Salesforce announced today it plans to acquire Tableau Software in a deal valued at $15.7 billion to extend the reach of its expanding enterprise software empire in the realm of data visualization and analytics.
Once the deal is completed sometime in the third quarter of this year, Tableau Software will continue to operate as an independent business unit of Salesforce.
During a call with Wall Street analysts, Salesforce CEO Marc Benioff positioned the deal as one that plugs a gap in the company’s existing portfolio of customer relationship management (CRM), marketing and service applications by adding an analytics capability that goes well beyond generating reports based on CRM data. Tableau Software is currently employed by more than 86,000 organizations around the world, including Charles Schwab, Verizon, Schneider Electric, Southwest and Netflix.
Benioff says Salesforce also expects Tableau to play a major role in accelerating digital business transformation initiatives based on the Salesforce application portfolio.
“That’s where the magic happens,” says Benioff.
In the first year alone, Benioff says Salesforce expects Tableau to add $350 to $400 million in incremental revenue for Salesforce. Tableau itself has been financially challenged as of late after posting a GAAP operating loss for the first quarter of 2019 of $93.2 million. The deal to acquire Tableau comes a few days after Google agreed to acquire Looker, a startup provider of a rival analytics cloud service, for $2.6 billion.

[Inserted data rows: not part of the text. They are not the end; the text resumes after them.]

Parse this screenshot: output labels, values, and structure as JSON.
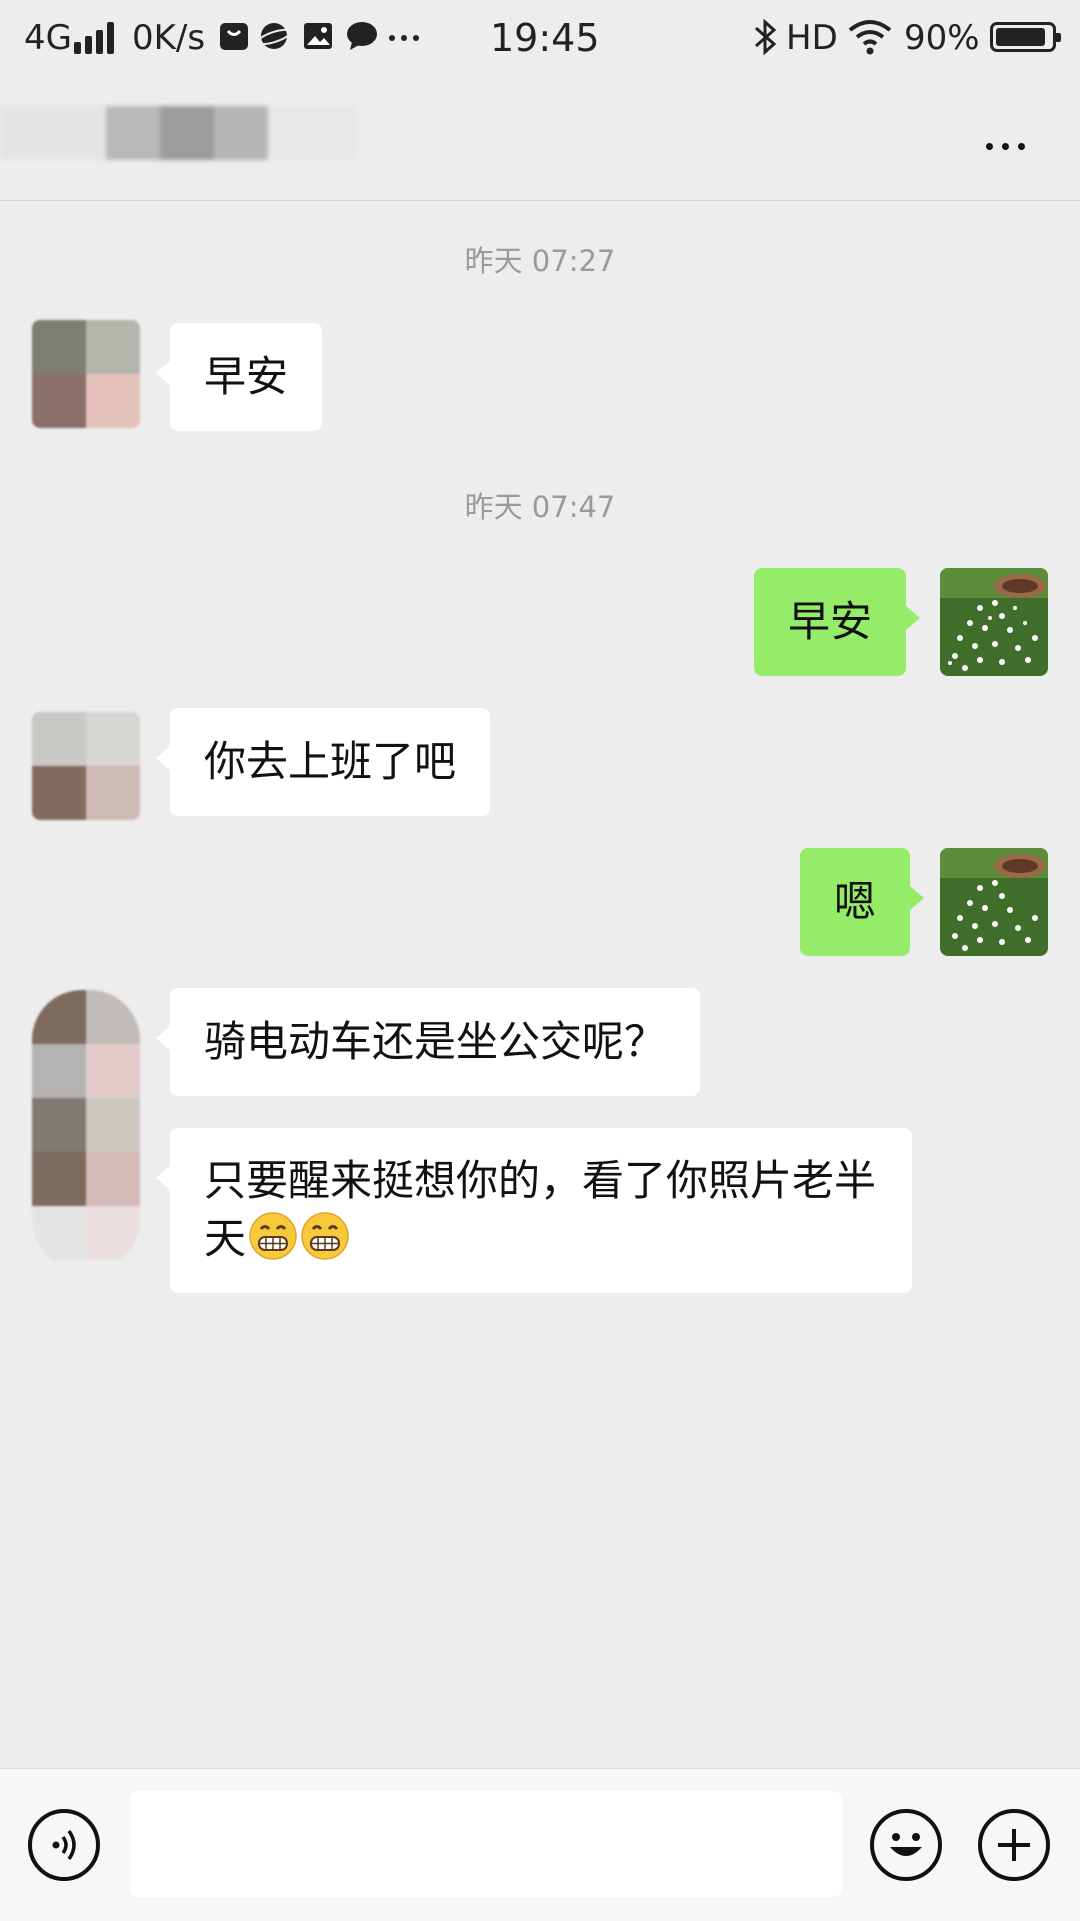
{
  "status_bar": {
    "network": "4G",
    "speed": "0K/s",
    "time": "19:45",
    "hd": "HD",
    "battery": "90%",
    "battery_level": 0.9
  },
  "header": {
    "more_icon": "more-dots-icon"
  },
  "messages": [
    {
      "type": "timestamp",
      "text": "昨天 07:27"
    },
    {
      "type": "incoming",
      "text": "早安"
    },
    {
      "type": "timestamp",
      "text": "昨天 07:47"
    },
    {
      "type": "outgoing",
      "text": "早安"
    },
    {
      "type": "incoming",
      "text": "你去上班了吧"
    },
    {
      "type": "outgoing",
      "text": "嗯"
    },
    {
      "type": "incoming",
      "text": "骑电动车还是坐公交呢？"
    },
    {
      "type": "incoming",
      "text": "只要醒来挺想你的，看了你照片老半天"
    }
  ],
  "input_bar": {
    "voice_icon": "voice-icon",
    "emoji_icon": "emoji-icon",
    "plus_icon": "plus-icon"
  },
  "colors": {
    "background": "#ededed",
    "outgoing_bubble": "#95ec69",
    "incoming_bubble": "#ffffff"
  }
}
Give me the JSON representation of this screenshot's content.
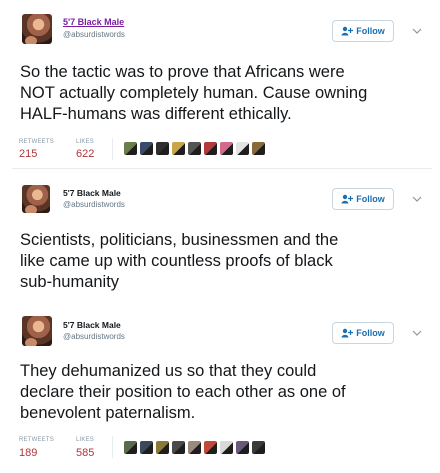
{
  "tweets": [
    {
      "author_name": "5'7 Black Male",
      "author_handle": "@absurdistwords",
      "follow_label": "Follow",
      "text_lines": [
        "So the tactic was to prove that Africans were",
        "NOT actually completely human. Cause owning",
        "HALF-humans was different ethically."
      ],
      "retweets_label": "RETWEETS",
      "retweets": "215",
      "likes_label": "LIKES",
      "likes": "622"
    },
    {
      "author_name": "5'7 Black Male",
      "author_handle": "@absurdistwords",
      "follow_label": "Follow",
      "text_lines": [
        "Scientists, politicians, businessmen and the",
        "like came up with countless proofs of black",
        "sub-humanity"
      ]
    },
    {
      "author_name": "5'7 Black Male",
      "author_handle": "@absurdistwords",
      "follow_label": "Follow",
      "text_lines": [
        "They dehumanized us so that they could",
        "declare their position to each other as one of",
        "benevolent paternalism."
      ],
      "retweets_label": "RETWEETS",
      "retweets": "189",
      "likes_label": "LIKES",
      "likes": "585"
    }
  ],
  "colors": {
    "follow_text": "#1b6fb0",
    "stat_value": "#b0353a",
    "name_link": "#7a1fa2"
  },
  "icons": [
    "avatar",
    "follow-person-icon",
    "chevron-down-icon",
    "liker-avatar"
  ]
}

The biggest issue Salesforce may have to address, however, is embracing Tableau alongside the software-as-a-service (SaaS) application model on which Salesforce is built. Tableau today can be deployed on-premises, in a public cloud or accessed via a managed service offering. Tableau, however, has yet to make a true SaaS application instance of its software available. Benioff says as part of this acquisition Salesforce now has a greater appreciation for the value of on-premises IT environments. In fact, Benioff notes that increased appreciation started with the acquisition of MuleSoft, a provider of an application integration platform, last year.
Tableau CEO and president Adam Selipsky says roughly a third of the company’s customers have deployed Tableau on a public cloud and there are more than 10,000 customers employing the managed service edition of Tableau. Going forward, both CEOs made it clear they expect Tableau to benefit from ongoing Salesforce investments in areas such the Einstein artificial intelligence platform
While there’s no doubt Tableau is major force when it comes to data visualization and analytics, competition across this sector has heated up considerably with vendors ranging from Qlik Software and MicroStrategy to Microsoft and SAP mounting more aggressively challenges. Salesforce should provide Tableau with the financial wherewithal required to combat rivals in a way that preserves its independence. In fact, Selipsky notes the cultures of Salesforce and Tableau are already well aligned.
“The cultural similarities are amazing,” says Selipsky.
Nevertheless, many customers will be anxiously watching as this merger and acquisition proceeds because the number of deals of this size that have succeeded in the past are few and far between indeed.